With a big grin on his face, after winning the biggest baseball rivalry in North Carolina, Serretti reiterated this simple message that head coach Scott Forbes ingrained in his team earlier in the week.
“I try not to curse and sometimes you have to come up with other words,” Forbes said. “I guess ‘freaking’ came out one day and the guys ran with it.”
However, the first 48 hours of the rivalry series were anything but "freaking awesome" for North Carolina.
Inclement weather allowed only one game to be played in the series’ first two days — a game the Tar Heels won 8-7. Thunderstorms forced the teams to play a Sunday double-header to complete the three-game stand.
The team used the sporadic stoppages as extra time to rewind and hone in on the details.
“Coach Forbes preached to the whole team to stick to your routine and that the tougher team was going to win,” Serretti said.
Yet, for the first game on Sunday, the tougher team was sporting red and white.
Behind three home runs, including a first-inning moonshot NCSU first-year Tommy White, the Wolfpack blew out the Tar Heels, 9-2. And with just a half-hour break between games, a quick mental reset was needed if North Carolina was going to come out on top.
“We knew going into the second game, what happened before didn’t matter,” sophomore Alberto Osuna said. “The second game was different.”
In the first inning, it was evident that the team was more focused.
At the top of the frame, first-year Vance Honeycutt skyed a two-run homer over the left field wall.

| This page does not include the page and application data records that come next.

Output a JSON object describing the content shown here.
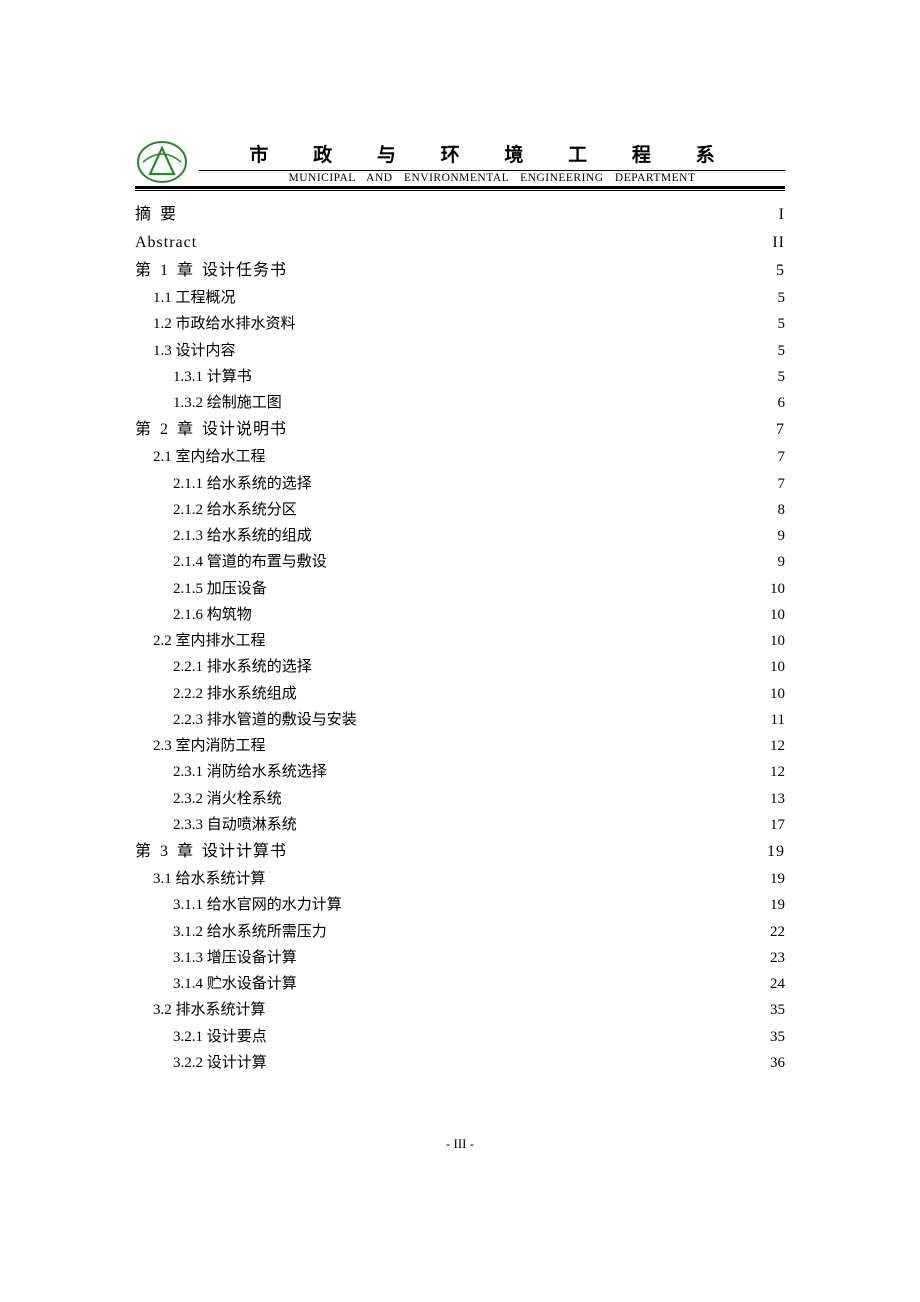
{
  "header": {
    "cn_title": "市 政 与 环 境 工 程 系",
    "en_title": "MUNICIPAL  AND  ENVIRONMENTAL  ENGINEERING  DEPARTMENT"
  },
  "toc": [
    {
      "level": "ch",
      "label": "摘  要",
      "page": "I"
    },
    {
      "level": "ch",
      "label": "Abstract",
      "page": "II"
    },
    {
      "level": "ch",
      "label": "第 1 章   设计任务书",
      "page": "5"
    },
    {
      "level": "1",
      "label": "1.1  工程概况",
      "page": "5"
    },
    {
      "level": "1",
      "label": "1.2  市政给水排水资料",
      "page": "5"
    },
    {
      "level": "1",
      "label": "1.3  设计内容",
      "page": "5"
    },
    {
      "level": "2",
      "label": "1.3.1  计算书",
      "page": "5"
    },
    {
      "level": "2",
      "label": "1.3.2  绘制施工图",
      "page": "6"
    },
    {
      "level": "ch",
      "label": "第 2 章  设计说明书",
      "page": "7"
    },
    {
      "level": "1",
      "label": "2.1  室内给水工程",
      "page": "7"
    },
    {
      "level": "2",
      "label": "2.1.1  给水系统的选择",
      "page": "7"
    },
    {
      "level": "2",
      "label": "2.1.2  给水系统分区",
      "page": "8"
    },
    {
      "level": "2",
      "label": "2.1.3  给水系统的组成",
      "page": "9"
    },
    {
      "level": "2",
      "label": "2.1.4  管道的布置与敷设",
      "page": "9"
    },
    {
      "level": "2",
      "label": "2.1.5  加压设备",
      "page": "10"
    },
    {
      "level": "2",
      "label": "2.1.6  构筑物",
      "page": "10"
    },
    {
      "level": "1",
      "label": "2.2  室内排水工程",
      "page": "10"
    },
    {
      "level": "2",
      "label": "2.2.1  排水系统的选择",
      "page": "10"
    },
    {
      "level": "2",
      "label": "2.2.2  排水系统组成",
      "page": "10"
    },
    {
      "level": "2",
      "label": "2.2.3  排水管道的敷设与安装",
      "page": "11"
    },
    {
      "level": "1",
      "label": "2.3  室内消防工程",
      "page": "12"
    },
    {
      "level": "2",
      "label": "2.3.1  消防给水系统选择",
      "page": "12"
    },
    {
      "level": "2",
      "label": "2.3.2  消火栓系统",
      "page": "13"
    },
    {
      "level": "2",
      "label": "2.3.3  自动喷淋系统",
      "page": "17"
    },
    {
      "level": "ch",
      "label": "第 3 章  设计计算书",
      "page": "19"
    },
    {
      "level": "1",
      "label": "3.1  给水系统计算",
      "page": "19"
    },
    {
      "level": "2",
      "label": "3.1.1  给水官网的水力计算",
      "page": "19"
    },
    {
      "level": "2",
      "label": "3.1.2  给水系统所需压力",
      "page": "22"
    },
    {
      "level": "2",
      "label": "3.1.3  增压设备计算",
      "page": "23"
    },
    {
      "level": "2",
      "label": "3.1.4  贮水设备计算",
      "page": "24"
    },
    {
      "level": "1",
      "label": "3.2  排水系统计算",
      "page": "35"
    },
    {
      "level": "2",
      "label": "3.2.1  设计要点",
      "page": "35"
    },
    {
      "level": "2",
      "label": "3.2.2  设计计算",
      "page": "36"
    }
  ],
  "footer": "- III -"
}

With a single swing, the Diamond Heels matched the total number of runs they had scored in the previous game.
But in a rivalry of this magnitude, the early runs hardly suggested an easy win for North Carolina. Rather, it hinted at the ensuing heavyweight fight UNC would have on its hands for the next three hours.

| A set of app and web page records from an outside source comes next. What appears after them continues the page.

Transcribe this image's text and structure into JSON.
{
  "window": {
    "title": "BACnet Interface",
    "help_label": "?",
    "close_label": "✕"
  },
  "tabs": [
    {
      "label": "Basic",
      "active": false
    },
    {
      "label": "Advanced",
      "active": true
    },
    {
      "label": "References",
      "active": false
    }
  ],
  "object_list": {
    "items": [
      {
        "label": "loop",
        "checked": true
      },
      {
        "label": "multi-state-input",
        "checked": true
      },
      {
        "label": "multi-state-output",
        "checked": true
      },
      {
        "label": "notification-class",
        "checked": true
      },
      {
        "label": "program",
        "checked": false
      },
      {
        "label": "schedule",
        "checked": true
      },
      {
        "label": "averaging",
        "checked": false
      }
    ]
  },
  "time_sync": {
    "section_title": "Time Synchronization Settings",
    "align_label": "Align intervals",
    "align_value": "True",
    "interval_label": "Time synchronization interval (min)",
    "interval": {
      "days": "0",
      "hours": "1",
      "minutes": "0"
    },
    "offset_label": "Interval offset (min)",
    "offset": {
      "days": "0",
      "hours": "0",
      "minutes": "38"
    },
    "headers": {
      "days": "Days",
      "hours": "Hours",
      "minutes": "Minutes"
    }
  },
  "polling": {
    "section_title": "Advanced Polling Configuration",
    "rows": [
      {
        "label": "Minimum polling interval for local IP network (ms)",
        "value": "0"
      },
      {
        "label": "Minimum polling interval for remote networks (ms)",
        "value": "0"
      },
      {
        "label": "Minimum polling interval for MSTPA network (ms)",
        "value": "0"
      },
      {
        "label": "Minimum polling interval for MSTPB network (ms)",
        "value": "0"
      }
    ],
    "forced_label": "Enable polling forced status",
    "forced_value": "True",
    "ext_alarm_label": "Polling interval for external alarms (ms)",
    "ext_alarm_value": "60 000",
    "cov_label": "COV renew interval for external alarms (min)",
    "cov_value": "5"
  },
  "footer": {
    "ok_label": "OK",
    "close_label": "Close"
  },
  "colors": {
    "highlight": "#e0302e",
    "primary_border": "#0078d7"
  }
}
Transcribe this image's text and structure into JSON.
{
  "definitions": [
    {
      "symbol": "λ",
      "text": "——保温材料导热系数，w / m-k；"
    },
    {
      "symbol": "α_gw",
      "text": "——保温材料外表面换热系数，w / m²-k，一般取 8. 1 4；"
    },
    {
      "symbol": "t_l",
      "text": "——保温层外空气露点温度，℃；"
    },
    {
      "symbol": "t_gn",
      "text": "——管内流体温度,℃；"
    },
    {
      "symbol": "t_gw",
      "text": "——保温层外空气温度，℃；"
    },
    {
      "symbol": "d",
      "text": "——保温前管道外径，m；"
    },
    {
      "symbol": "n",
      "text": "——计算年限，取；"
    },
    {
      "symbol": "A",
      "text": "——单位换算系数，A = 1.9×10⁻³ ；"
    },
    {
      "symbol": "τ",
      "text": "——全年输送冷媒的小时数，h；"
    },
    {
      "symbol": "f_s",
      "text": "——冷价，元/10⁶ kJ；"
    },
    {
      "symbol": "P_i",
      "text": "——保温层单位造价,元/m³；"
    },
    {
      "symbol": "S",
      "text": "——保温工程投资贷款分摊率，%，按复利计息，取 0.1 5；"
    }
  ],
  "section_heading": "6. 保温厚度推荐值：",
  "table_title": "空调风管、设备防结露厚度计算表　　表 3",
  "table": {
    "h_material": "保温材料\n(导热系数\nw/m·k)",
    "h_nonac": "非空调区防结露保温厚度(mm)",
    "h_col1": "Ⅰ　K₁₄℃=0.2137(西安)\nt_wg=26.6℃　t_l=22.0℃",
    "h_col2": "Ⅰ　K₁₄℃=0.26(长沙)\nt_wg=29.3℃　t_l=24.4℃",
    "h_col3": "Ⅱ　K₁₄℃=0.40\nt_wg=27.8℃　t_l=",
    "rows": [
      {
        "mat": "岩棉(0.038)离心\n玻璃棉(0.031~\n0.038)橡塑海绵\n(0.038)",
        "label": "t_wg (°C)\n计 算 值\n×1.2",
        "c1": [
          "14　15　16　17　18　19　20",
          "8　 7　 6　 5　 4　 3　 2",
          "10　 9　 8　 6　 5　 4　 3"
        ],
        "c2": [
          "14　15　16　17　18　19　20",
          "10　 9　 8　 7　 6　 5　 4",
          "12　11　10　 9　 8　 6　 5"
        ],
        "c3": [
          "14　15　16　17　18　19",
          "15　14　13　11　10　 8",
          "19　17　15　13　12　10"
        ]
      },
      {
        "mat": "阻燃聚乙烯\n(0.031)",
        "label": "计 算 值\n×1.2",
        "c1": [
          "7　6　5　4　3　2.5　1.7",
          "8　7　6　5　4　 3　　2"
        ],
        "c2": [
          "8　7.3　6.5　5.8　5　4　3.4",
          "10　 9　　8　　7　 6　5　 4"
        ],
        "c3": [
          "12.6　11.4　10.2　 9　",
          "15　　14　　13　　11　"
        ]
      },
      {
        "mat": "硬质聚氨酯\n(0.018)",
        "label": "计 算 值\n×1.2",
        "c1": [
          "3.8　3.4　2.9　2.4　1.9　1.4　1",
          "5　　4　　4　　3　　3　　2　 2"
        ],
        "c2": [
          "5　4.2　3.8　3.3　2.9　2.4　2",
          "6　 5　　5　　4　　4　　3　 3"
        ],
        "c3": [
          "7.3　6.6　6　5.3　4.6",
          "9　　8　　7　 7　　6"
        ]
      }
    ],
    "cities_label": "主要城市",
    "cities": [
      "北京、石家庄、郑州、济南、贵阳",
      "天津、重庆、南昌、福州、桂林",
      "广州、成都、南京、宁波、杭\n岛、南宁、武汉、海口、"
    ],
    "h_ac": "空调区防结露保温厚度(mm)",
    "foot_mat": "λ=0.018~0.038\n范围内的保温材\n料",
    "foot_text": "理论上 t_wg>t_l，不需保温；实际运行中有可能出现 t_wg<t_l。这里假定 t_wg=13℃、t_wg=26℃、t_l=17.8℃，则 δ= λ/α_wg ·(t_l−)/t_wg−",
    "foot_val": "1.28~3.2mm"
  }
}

After Honeycutt’s shot, N.C. State was quick to respond with two back-to-back solo homers in the bottom of the first. As the game continued on, when one team scored, the other would punch back.
In the eighth inning, trailing 6-5, Osuna came up to bat for the Tar Heels.

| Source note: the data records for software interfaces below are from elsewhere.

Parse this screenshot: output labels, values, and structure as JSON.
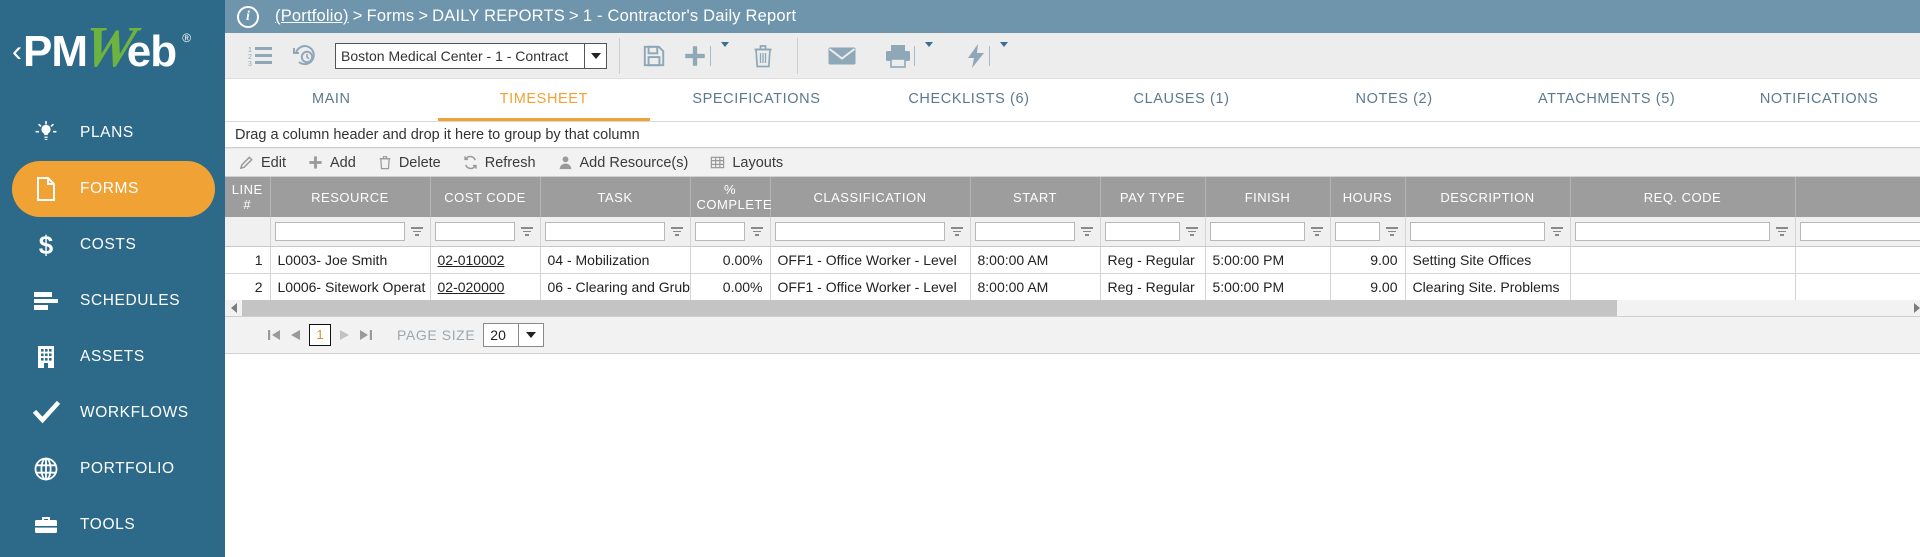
{
  "sidebar": {
    "logo": {
      "chevron": "‹",
      "left": "PM",
      "w": "W",
      "right": "eb",
      "reg": "®"
    },
    "items": [
      {
        "label": "PLANS",
        "icon": "lightbulb-icon",
        "active": false
      },
      {
        "label": "FORMS",
        "icon": "document-icon",
        "active": true
      },
      {
        "label": "COSTS",
        "icon": "dollar-icon",
        "active": false
      },
      {
        "label": "SCHEDULES",
        "icon": "gantt-icon",
        "active": false
      },
      {
        "label": "ASSETS",
        "icon": "building-icon",
        "active": false
      },
      {
        "label": "WORKFLOWS",
        "icon": "check-icon",
        "active": false
      },
      {
        "label": "PORTFOLIO",
        "icon": "globe-icon",
        "active": false
      },
      {
        "label": "TOOLS",
        "icon": "briefcase-icon",
        "active": false
      }
    ]
  },
  "breadcrumb": {
    "info_icon": "info-icon",
    "root": "(Portfolio)",
    "sep": ">",
    "level2": "Forms",
    "level3": "DAILY REPORTS",
    "level4": "1 - Contractor's Daily Report"
  },
  "toolbar": {
    "list_icon": "numbered-list-icon",
    "history_icon": "history-icon",
    "project": {
      "value": "Boston Medical Center - 1 - Contract",
      "icon": "chevron-down-icon"
    },
    "save_icon": "save-floppy-icon",
    "add_icon": "plus-icon",
    "delete_icon": "trash-icon",
    "email_icon": "envelope-icon",
    "print_icon": "printer-icon",
    "workflow_icon": "lightning-icon"
  },
  "tabs": [
    {
      "label": "MAIN",
      "active": false
    },
    {
      "label": "TIMESHEET",
      "active": true
    },
    {
      "label": "SPECIFICATIONS",
      "active": false
    },
    {
      "label": "CHECKLISTS (6)",
      "active": false
    },
    {
      "label": "CLAUSES (1)",
      "active": false
    },
    {
      "label": "NOTES (2)",
      "active": false
    },
    {
      "label": "ATTACHMENTS (5)",
      "active": false
    },
    {
      "label": "NOTIFICATIONS",
      "active": false
    }
  ],
  "grid": {
    "group_hint": "Drag a column header and drop it here to group by that column",
    "actions": [
      {
        "label": "Edit",
        "icon": "pencil-icon"
      },
      {
        "label": "Add",
        "icon": "plus-icon"
      },
      {
        "label": "Delete",
        "icon": "trash-icon"
      },
      {
        "label": "Refresh",
        "icon": "refresh-icon"
      },
      {
        "label": "Add Resource(s)",
        "icon": "person-icon"
      },
      {
        "label": "Layouts",
        "icon": "grid-icon"
      }
    ],
    "columns": [
      "LINE #",
      "RESOURCE",
      "COST CODE",
      "TASK",
      "% COMPLETE",
      "CLASSIFICATION",
      "START",
      "PAY TYPE",
      "FINISH",
      "HOURS",
      "DESCRIPTION",
      "REQ. CODE",
      ""
    ],
    "rows": [
      {
        "line": "1",
        "resource": "L0003- Joe Smith",
        "cost_code": "02-010002",
        "task": "04 - Mobilization",
        "percent_complete": "0.00%",
        "classification": "OFF1 - Office Worker - Level",
        "start": "8:00:00 AM",
        "pay_type": "Reg - Regular",
        "finish": "5:00:00 PM",
        "hours": "9.00",
        "description": "Setting Site Offices",
        "req_code": "",
        "extra": ""
      },
      {
        "line": "2",
        "resource": "L0006- Sitework Operat",
        "cost_code": "02-020000",
        "task": "06 - Clearing and Grubb",
        "percent_complete": "0.00%",
        "classification": "OFF1 - Office Worker - Level",
        "start": "8:00:00 AM",
        "pay_type": "Reg - Regular",
        "finish": "5:00:00 PM",
        "hours": "9.00",
        "description": "Clearing Site. Problems",
        "req_code": "",
        "extra": ""
      }
    ],
    "pager": {
      "first_icon": "first-page-icon",
      "prev_icon": "prev-page-icon",
      "page": "1",
      "next_icon": "next-page-icon",
      "last_icon": "last-page-icon",
      "page_size_label": "PAGE SIZE",
      "page_size_value": "20",
      "page_size_icon": "chevron-down-icon"
    }
  },
  "colors": {
    "sidebar": "#2d6a8a",
    "accent": "#f0a334",
    "breadcrumb": "#6e95ab",
    "header": "#9d9d9d",
    "logo_green": "#6cb33f"
  }
}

Despite being the team’s most powerful slugger, Osuna’s bat was largely silent on Sunday, recording just one combined hit in the two games entering his final at-bat.
In spite of his struggles, he only needed one swing to make his mark on the storied rivalry. A swing that, by the sheer sound of the bat, everyone knew was sailing out of the park.
The two-run homer gave the Tar Heels the lead for good, as a storm of navy hats trampled the Walters State Community College transfer on his way back to the dugout.
Despite leading the team in home runs, and accumulating 40 so far in his collegiate career, Osuna's lone bomb in Raleigh has a clear ranking on his all-time list.
“It has to be number one,” he said. “It was awesome.”
As a sea of red darted towards the Doak Field exits following North Carolina’s win, the few fans in Carolina Blue could be seen hollering and pumping their fists.
One fan stuck out in particular — Forbes' father — a lifelong N.C. State fan that was now dressed head-to-toe in UNC gear.
Pumping his fists in the air with the widest smile on his face, only a single thought could come to one's mind.
A win on your rival's home field. The first series win in nearly two months. It doesn’t get much better — or freaking awesome — than that.
“It’s great to come in here and silence these Wolfpack ‘Wolfies,’” Serretti said.